Bone Tomahawk is one of my favorite movies from recent years. Regrettably, Zahler has not been living up to my expectations established after viewing that one, and Dragged Across Concrete is no exception.
Concrete is a crime drama that tells us the story of two police detectives, Brett Ridgeman (Mel Gibson) and Anthony Lurasetti (Vince Vaughn), in a contemporary neo-noir setting. Because of Zahler’s brooding directorial style, the movie builds up suspense throughout it, and by the finale I felt concerned for the characters. I was pushed forward by the numerous loose ends in the plot and the foreboding vibe. The final act, a grand shootout, was done well — Zahler seems to be very competent when it comes to writing action sequences that are meant to place you on the edge of your seat nervously.
The characterization in this movie was not done as well as it was in Tomahawk. Zahler writes like a fantasy novelist, not a scriptwriter, so his style of dialogue complements high fantasy or historical settings better than contemporary ones. In this, the dialogue felt unnatural to me. The characters possessed odd idiosyncrasies that felt out of place and as if the writer was trying too hard to bring some quirkiness to the movie. Alternatively, it could be that Zahler’s efforts to direct Gibson and Vaughn failed and the actors didn’t grasp the personality of their respective roles. It is possible some viewers will appreciate the resulting offbeat quality of the movie, but for me, it broke my concentration more than once.
The poor editing also didn’t help. There were multiple scenes where the camera cut rapidly between characters while speaking brief lines. Because of the shoddy dialogue, this caused some scenes to feel awkward. I can’t recall there ever being a scene like that in Tomahawk and I truly believe it has to do with the style of dialogue complementing the setting of that movie better than it does for this one.

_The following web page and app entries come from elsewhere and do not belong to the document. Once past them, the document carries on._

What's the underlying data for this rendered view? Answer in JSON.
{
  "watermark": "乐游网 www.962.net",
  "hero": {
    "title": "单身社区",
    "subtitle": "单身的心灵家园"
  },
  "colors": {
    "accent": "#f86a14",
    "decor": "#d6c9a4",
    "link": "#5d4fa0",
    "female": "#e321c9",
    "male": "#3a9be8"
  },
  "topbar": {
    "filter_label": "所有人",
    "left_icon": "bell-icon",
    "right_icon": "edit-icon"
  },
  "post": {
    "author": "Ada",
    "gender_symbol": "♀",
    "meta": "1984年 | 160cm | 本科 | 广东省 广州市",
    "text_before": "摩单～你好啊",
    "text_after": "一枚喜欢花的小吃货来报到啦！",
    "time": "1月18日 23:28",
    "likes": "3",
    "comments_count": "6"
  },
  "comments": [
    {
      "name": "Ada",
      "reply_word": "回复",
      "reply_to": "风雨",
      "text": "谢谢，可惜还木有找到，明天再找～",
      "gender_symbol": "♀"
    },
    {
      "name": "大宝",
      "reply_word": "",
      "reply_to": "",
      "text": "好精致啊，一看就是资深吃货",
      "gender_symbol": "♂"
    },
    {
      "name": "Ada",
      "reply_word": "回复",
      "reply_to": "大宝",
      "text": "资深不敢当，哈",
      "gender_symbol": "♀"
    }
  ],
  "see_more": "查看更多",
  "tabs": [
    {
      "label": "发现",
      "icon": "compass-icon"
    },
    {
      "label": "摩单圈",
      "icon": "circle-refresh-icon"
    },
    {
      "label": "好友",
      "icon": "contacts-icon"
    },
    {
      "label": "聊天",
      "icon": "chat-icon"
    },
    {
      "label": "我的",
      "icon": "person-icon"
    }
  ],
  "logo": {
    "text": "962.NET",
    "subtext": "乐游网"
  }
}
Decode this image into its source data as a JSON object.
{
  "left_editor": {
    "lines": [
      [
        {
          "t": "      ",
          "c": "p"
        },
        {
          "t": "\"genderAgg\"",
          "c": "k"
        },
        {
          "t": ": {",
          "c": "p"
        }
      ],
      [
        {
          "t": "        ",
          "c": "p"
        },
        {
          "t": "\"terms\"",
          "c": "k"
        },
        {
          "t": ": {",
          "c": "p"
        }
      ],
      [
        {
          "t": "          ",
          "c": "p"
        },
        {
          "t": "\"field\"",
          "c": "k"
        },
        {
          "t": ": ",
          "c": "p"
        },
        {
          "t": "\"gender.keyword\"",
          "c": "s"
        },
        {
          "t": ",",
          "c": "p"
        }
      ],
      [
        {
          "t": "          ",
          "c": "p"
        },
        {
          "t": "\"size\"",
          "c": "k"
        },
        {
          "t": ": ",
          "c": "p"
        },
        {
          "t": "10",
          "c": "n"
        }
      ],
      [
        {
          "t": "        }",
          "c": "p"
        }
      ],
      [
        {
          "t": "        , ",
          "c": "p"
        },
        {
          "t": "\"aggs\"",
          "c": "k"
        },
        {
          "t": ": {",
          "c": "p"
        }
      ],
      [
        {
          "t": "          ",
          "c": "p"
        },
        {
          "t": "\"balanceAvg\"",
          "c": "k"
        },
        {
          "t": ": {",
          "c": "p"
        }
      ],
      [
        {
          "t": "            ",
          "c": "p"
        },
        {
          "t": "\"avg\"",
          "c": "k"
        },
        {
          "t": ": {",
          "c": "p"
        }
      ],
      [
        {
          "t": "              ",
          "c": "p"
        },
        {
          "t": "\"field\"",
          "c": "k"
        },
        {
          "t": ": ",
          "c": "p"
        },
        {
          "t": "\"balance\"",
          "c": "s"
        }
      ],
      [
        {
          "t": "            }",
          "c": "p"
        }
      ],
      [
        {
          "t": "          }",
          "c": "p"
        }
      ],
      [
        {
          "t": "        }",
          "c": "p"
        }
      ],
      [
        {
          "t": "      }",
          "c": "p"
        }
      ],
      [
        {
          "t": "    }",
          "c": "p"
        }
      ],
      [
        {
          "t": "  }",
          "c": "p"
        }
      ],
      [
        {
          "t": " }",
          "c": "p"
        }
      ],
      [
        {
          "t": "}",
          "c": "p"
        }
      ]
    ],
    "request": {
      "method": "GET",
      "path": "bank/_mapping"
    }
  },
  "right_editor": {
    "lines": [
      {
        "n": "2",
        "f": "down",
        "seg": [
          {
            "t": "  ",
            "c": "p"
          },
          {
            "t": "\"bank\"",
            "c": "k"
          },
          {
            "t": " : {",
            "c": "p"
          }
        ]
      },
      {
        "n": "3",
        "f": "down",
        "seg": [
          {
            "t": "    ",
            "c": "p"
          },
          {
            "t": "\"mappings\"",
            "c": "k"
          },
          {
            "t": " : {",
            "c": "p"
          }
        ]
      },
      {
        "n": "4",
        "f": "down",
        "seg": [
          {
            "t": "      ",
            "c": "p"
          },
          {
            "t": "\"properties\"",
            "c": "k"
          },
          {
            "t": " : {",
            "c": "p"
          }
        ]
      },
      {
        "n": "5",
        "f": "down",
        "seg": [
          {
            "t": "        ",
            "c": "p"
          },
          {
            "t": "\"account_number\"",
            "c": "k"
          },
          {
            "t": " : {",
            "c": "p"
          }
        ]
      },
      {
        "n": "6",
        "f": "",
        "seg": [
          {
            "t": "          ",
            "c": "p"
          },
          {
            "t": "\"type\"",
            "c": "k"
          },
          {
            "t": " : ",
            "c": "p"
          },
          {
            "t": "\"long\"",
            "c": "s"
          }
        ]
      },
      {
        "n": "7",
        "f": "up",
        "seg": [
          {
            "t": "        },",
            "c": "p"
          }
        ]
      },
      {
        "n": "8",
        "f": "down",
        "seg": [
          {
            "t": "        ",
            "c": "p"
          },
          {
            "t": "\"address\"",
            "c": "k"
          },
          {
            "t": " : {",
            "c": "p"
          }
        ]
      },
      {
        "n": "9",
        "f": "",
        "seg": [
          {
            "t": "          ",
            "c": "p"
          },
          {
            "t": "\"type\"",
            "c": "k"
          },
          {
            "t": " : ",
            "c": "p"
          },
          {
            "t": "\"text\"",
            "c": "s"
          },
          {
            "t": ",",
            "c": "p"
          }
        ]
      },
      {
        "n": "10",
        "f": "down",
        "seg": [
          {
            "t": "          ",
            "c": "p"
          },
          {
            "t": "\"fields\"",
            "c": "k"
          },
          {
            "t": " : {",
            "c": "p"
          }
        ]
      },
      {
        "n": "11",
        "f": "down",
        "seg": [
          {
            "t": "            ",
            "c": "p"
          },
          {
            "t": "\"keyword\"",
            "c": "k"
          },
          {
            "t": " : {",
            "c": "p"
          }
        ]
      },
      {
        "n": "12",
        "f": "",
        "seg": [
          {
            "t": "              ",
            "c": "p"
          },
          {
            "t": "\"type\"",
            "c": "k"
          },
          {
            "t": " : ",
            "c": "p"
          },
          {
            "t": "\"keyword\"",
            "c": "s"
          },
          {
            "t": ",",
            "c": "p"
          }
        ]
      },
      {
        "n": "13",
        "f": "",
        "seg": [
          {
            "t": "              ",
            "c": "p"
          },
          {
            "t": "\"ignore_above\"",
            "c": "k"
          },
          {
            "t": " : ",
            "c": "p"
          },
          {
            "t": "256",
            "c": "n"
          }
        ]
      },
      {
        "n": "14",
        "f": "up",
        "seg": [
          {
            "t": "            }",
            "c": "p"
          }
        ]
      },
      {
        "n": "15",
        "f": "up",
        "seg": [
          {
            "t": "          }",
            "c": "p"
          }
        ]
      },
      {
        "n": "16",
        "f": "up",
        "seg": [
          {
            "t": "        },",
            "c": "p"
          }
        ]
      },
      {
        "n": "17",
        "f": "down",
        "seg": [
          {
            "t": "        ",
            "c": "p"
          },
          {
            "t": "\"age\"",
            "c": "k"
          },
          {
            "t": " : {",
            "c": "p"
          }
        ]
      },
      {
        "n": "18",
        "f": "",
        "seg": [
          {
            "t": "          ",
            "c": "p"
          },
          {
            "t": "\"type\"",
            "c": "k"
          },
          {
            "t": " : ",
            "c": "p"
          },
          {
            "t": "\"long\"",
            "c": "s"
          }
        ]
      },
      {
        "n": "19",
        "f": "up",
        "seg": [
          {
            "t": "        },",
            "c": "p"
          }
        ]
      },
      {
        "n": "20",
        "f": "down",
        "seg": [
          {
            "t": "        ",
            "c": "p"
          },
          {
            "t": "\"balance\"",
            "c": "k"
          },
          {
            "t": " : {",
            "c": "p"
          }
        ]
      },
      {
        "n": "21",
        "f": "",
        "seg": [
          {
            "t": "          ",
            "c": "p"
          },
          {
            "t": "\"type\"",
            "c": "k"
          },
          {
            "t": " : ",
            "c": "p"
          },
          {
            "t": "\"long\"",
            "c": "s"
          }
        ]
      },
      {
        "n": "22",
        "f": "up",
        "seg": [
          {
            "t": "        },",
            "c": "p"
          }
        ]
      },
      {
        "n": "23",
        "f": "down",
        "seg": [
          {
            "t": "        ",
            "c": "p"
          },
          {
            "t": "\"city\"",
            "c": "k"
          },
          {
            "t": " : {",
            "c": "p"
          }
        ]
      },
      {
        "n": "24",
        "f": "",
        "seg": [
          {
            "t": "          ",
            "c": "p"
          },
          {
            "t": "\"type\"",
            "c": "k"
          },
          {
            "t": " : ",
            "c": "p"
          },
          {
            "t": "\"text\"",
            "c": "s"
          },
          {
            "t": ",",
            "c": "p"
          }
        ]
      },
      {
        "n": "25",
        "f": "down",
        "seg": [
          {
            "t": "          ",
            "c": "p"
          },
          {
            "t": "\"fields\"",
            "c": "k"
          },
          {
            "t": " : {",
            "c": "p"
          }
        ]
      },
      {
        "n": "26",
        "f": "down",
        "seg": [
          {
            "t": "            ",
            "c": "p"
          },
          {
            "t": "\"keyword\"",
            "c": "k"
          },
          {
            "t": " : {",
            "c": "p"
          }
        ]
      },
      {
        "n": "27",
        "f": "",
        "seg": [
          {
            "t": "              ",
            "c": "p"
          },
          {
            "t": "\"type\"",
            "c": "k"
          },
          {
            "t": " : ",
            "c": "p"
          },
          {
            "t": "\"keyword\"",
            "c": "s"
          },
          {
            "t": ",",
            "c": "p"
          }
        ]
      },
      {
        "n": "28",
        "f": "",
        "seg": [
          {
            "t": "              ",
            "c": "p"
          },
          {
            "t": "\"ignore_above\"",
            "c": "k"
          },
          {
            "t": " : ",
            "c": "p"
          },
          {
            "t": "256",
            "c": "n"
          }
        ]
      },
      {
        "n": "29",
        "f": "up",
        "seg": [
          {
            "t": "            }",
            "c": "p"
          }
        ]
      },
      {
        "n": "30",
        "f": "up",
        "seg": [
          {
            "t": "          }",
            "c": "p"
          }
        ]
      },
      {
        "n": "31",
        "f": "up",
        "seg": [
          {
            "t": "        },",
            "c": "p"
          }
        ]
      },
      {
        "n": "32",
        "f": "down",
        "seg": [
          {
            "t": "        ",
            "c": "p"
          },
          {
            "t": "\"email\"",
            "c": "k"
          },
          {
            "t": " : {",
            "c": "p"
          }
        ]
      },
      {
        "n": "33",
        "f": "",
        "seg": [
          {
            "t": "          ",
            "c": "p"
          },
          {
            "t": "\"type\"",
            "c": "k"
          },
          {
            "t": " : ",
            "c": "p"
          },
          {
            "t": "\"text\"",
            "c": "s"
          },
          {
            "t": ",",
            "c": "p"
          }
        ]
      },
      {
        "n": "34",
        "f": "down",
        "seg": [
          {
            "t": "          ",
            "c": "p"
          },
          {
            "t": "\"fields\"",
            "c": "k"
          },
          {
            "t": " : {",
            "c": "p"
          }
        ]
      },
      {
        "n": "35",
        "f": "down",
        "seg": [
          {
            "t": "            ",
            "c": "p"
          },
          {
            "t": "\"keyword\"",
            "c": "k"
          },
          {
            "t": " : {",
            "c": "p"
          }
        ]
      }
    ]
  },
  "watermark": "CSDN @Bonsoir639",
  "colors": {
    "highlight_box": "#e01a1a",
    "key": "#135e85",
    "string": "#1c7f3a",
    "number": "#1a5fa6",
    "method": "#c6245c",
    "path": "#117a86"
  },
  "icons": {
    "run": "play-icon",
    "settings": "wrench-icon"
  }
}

Overall, the movie seemed to lack a goal and the ending did not feel all that satisfying. Zahler demonstrates talent as both a director and a writer, and it is impressive that he is able to do both for his movies, but he is squandering himself by focusing on genres and hiring actors which don’t complement his style well. Unless Zahler focuses his material for what he is better suited for, I may stop paying attention to his work in the future.